One night after interviewing a reluctant witness at a London apartment complex, Lacey Flint, a young detective constable, stumbles onto a woman brutally stabbed just moments before in the building’s darkened parking lot. Within twenty-four hours a reporter receives an anonymous letter that points out alarming similarities between the murder and Jack the Ripper’s first murder—a letter that calls out Lacey by name. If it’s real, and they have a killer bent on re-creating London’s bloody past, history shows they have just five days until the next attempt. No one believes the connections are anything more than a sadistic killer’s game, not even Lacey, whom the killer seems to be taunting specifically. However, as they investigate the details of the case start reminding her more and more of a part of her past she’d rather keep hidden. And the only way to do that is to catch the killer herself.
After a few disappointing books, I wanted something that would truly engage me. My friend Renee @It’s Book Talk (check out her amazing blog!) had recommended this series several times and I finally decided to give it a go. Thank you! What a wise decision 😉
You know how much I love police procedurals, but this felt totally different. Even better. Our main character is not your typical detective. She’s flawed, she’s difficult and she might be dangerous.
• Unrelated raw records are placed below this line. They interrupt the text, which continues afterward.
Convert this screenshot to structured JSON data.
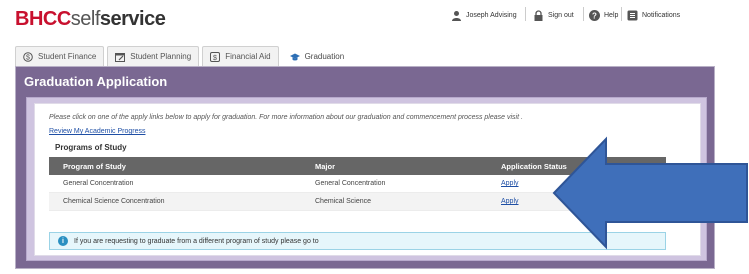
{
  "header": {
    "logo_bhcc": "BHCC",
    "logo_self": "self",
    "logo_service": "service",
    "user_label": "Joseph Advising",
    "signout_label": "Sign out",
    "help_label": "Help",
    "notifications_label": "Notifications"
  },
  "tabs": [
    {
      "label": "Student Finance",
      "icon": "dollar-circle-icon"
    },
    {
      "label": "Student Planning",
      "icon": "calendar-icon"
    },
    {
      "label": "Financial Aid",
      "icon": "dollar-square-icon"
    },
    {
      "label": "Graduation",
      "icon": "graduation-cap-icon"
    }
  ],
  "page": {
    "title": "Graduation Application",
    "intro": "Please click on one of the apply links below to apply for graduation. For more information about our graduation and commencement process please visit .",
    "progress_link": "Review My Academic Progress",
    "section_title": "Programs of Study"
  },
  "table": {
    "headers": [
      "Program of Study",
      "Major",
      "Application Status"
    ],
    "rows": [
      {
        "program": "General Concentration",
        "major": "General Concentration",
        "status": "Apply"
      },
      {
        "program": "Chemical Science Concentration",
        "major": "Chemical Science",
        "status": "Apply"
      }
    ]
  },
  "note": {
    "text": "If you are requesting to graduate from a different program of study please go to"
  },
  "colors": {
    "brand_red": "#c8102e",
    "panel_purple": "#7a6892",
    "inner_lavender": "#cfc4e0",
    "table_header": "#666666",
    "arrow_blue": "#3f6fba"
  }
}
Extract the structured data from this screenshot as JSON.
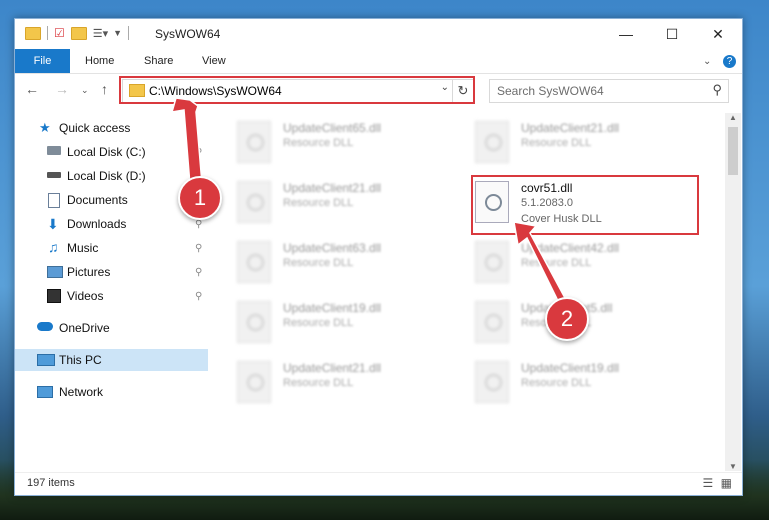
{
  "window": {
    "title": "SysWOW64"
  },
  "ribbon": {
    "tabs": [
      "File",
      "Home",
      "Share",
      "View"
    ]
  },
  "address": {
    "path": "C:\\Windows\\SysWOW64"
  },
  "search": {
    "placeholder": "Search SysWOW64"
  },
  "nav": {
    "items": [
      {
        "label": "Quick access",
        "icon": "star-icon",
        "pinned": false
      },
      {
        "label": "Local Disk (C:)",
        "icon": "disk-icon",
        "pinned": true
      },
      {
        "label": "Local Disk (D:)",
        "icon": "disk-icon",
        "pinned": true
      },
      {
        "label": "Documents",
        "icon": "document-icon",
        "pinned": true
      },
      {
        "label": "Downloads",
        "icon": "download-icon",
        "pinned": true
      },
      {
        "label": "Music",
        "icon": "music-icon",
        "pinned": true
      },
      {
        "label": "Pictures",
        "icon": "picture-icon",
        "pinned": true
      },
      {
        "label": "Videos",
        "icon": "video-icon",
        "pinned": true
      },
      {
        "label": "OneDrive",
        "icon": "cloud-icon",
        "pinned": false
      },
      {
        "label": "This PC",
        "icon": "computer-icon",
        "pinned": false
      },
      {
        "label": "Network",
        "icon": "network-icon",
        "pinned": false
      }
    ]
  },
  "files": [
    {
      "name": "UpdateClient65.dll",
      "desc": "Resource DLL"
    },
    {
      "name": "UpdateClient21.dll",
      "desc": "Resource DLL"
    },
    {
      "name": "UpdateClient21.dll",
      "desc": "Resource DLL"
    },
    {
      "name": "covr51.dll",
      "desc": "5.1.2083.0",
      "desc2": "Cover Husk DLL"
    },
    {
      "name": "UpdateClient63.dll",
      "desc": "Resource DLL"
    },
    {
      "name": "UpdateClient42.dll",
      "desc": "Resource DLL"
    },
    {
      "name": "UpdateClient19.dll",
      "desc": "Resource DLL"
    },
    {
      "name": "UpdateClient5.dll",
      "desc": "Resource DLL"
    },
    {
      "name": "UpdateClient21.dll",
      "desc": "Resource DLL"
    },
    {
      "name": "UpdateClient19.dll",
      "desc": "Resource DLL"
    }
  ],
  "status": {
    "item_count": "197 items"
  },
  "callouts": [
    "1",
    "2"
  ],
  "colors": {
    "accent": "#1979ca",
    "highlight": "#d9393e",
    "selection": "#cce4f7"
  }
}
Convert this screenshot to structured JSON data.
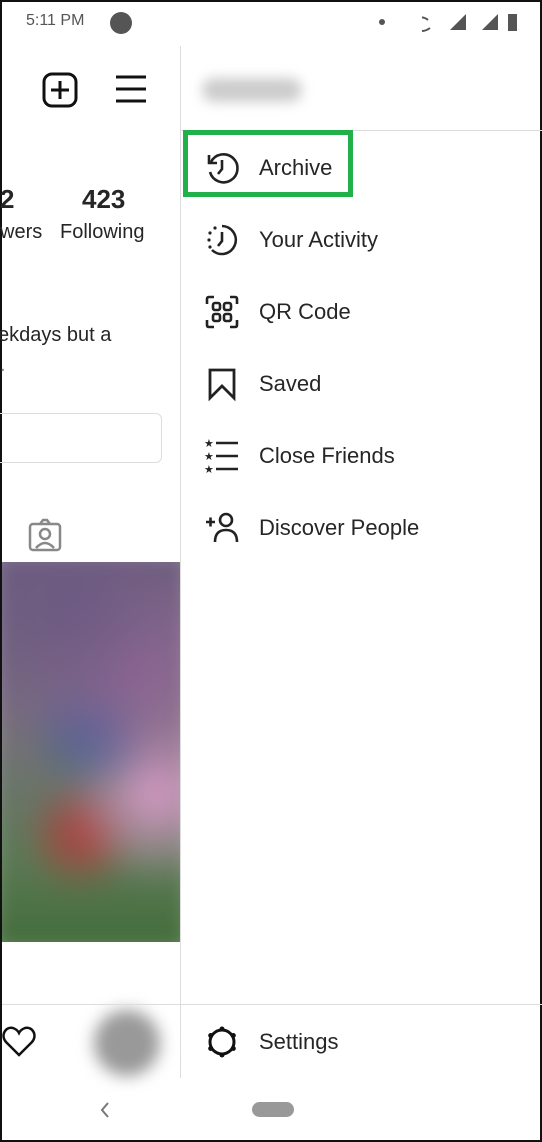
{
  "status_bar": {
    "time": "5:11 PM"
  },
  "profile": {
    "followers_count_partial": "2",
    "followers_label_partial": "wers",
    "following_count": "423",
    "following_label": "Following",
    "bio_line1": "ekdays but a",
    "bio_line2": "."
  },
  "menu": {
    "items": [
      {
        "label": "Archive",
        "icon": "archive-clock-icon",
        "highlighted": true
      },
      {
        "label": "Your Activity",
        "icon": "activity-clock-icon"
      },
      {
        "label": "QR Code",
        "icon": "qr-code-icon"
      },
      {
        "label": "Saved",
        "icon": "bookmark-icon"
      },
      {
        "label": "Close Friends",
        "icon": "star-list-icon"
      },
      {
        "label": "Discover People",
        "icon": "add-person-icon"
      }
    ],
    "settings_label": "Settings"
  },
  "colors": {
    "highlight": "#22b04b",
    "text": "#262626"
  }
}
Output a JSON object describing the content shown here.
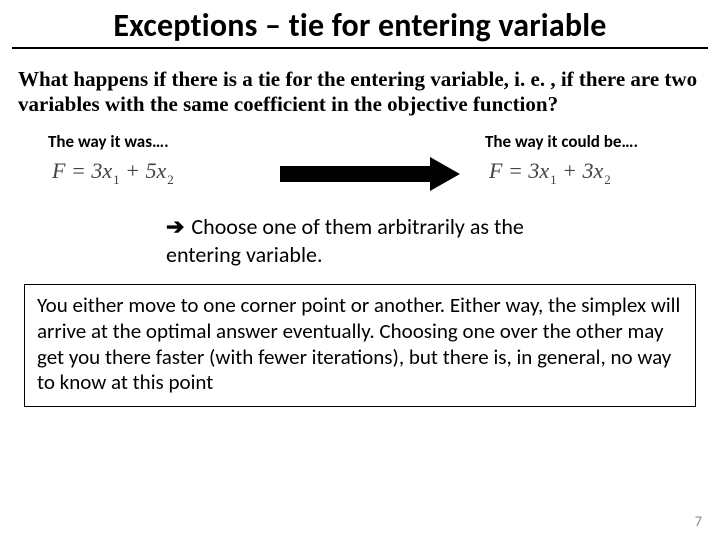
{
  "title": "Exceptions – tie for entering variable",
  "question": "What happens if there is a tie for the entering variable, i. e. , if there are two variables with the same coefficient in the objective function?",
  "left_caption": "The way it was….",
  "right_caption": "The way it could be….",
  "formula_left": {
    "lhs": "F",
    "c1": "3",
    "v1": "x",
    "s1": "1",
    "c2": "5",
    "v2": "x",
    "s2": "2"
  },
  "formula_right": {
    "lhs": "F",
    "c1": "3",
    "v1": "x",
    "s1": "1",
    "c2": "3",
    "v2": "x",
    "s2": "2"
  },
  "choose_lead": "➔",
  "choose_text": " Choose one of them arbitrarily as the entering variable.",
  "box_text": "You either move to one corner point or another. Either way, the simplex will arrive at the optimal answer eventually. Choosing one over the other may get you there faster (with fewer iterations), but there is, in general, no way to know at this point",
  "page_number": "7"
}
She’s fierce and independent and I have a feeling that I will like her more when I read the sequels.
It’s funny because the main character and some of the scenes reminded me of a book I had read this year. And then I realized I was thinking of Daisy In Chains, which is written by the same author. I definitely like you, Bolton.
What I liked the most about the plot was that it wasn’t what I was expecting. Let’s say that the investigation took a different turn after a while and I absolutely loved the change of focus. It made the book even more captivating, in my opinion. My advice is to read this book with an open mind and enjoy the thrilling journey.
And now, of course, let’s talk about Mark Joesbury. I loved him, period. I could feel the tension between Mark and Lacey from their very first scene. They were making me crazy! You know I don’t usually think love stories are important in crime books, but I’m already rooting for these two. Their relationship was so well-written that I believe everyone would agree with me. Even if you hate romance.
Now You See Me was dark, creepy and completely addictive. I couldn’t stop reading, as I was intrigued by Lacey and her weird behavior. What the hell is going on here? You don’t know how many times I asked myself that question… Don’t miss it.
Bantam Press, 2011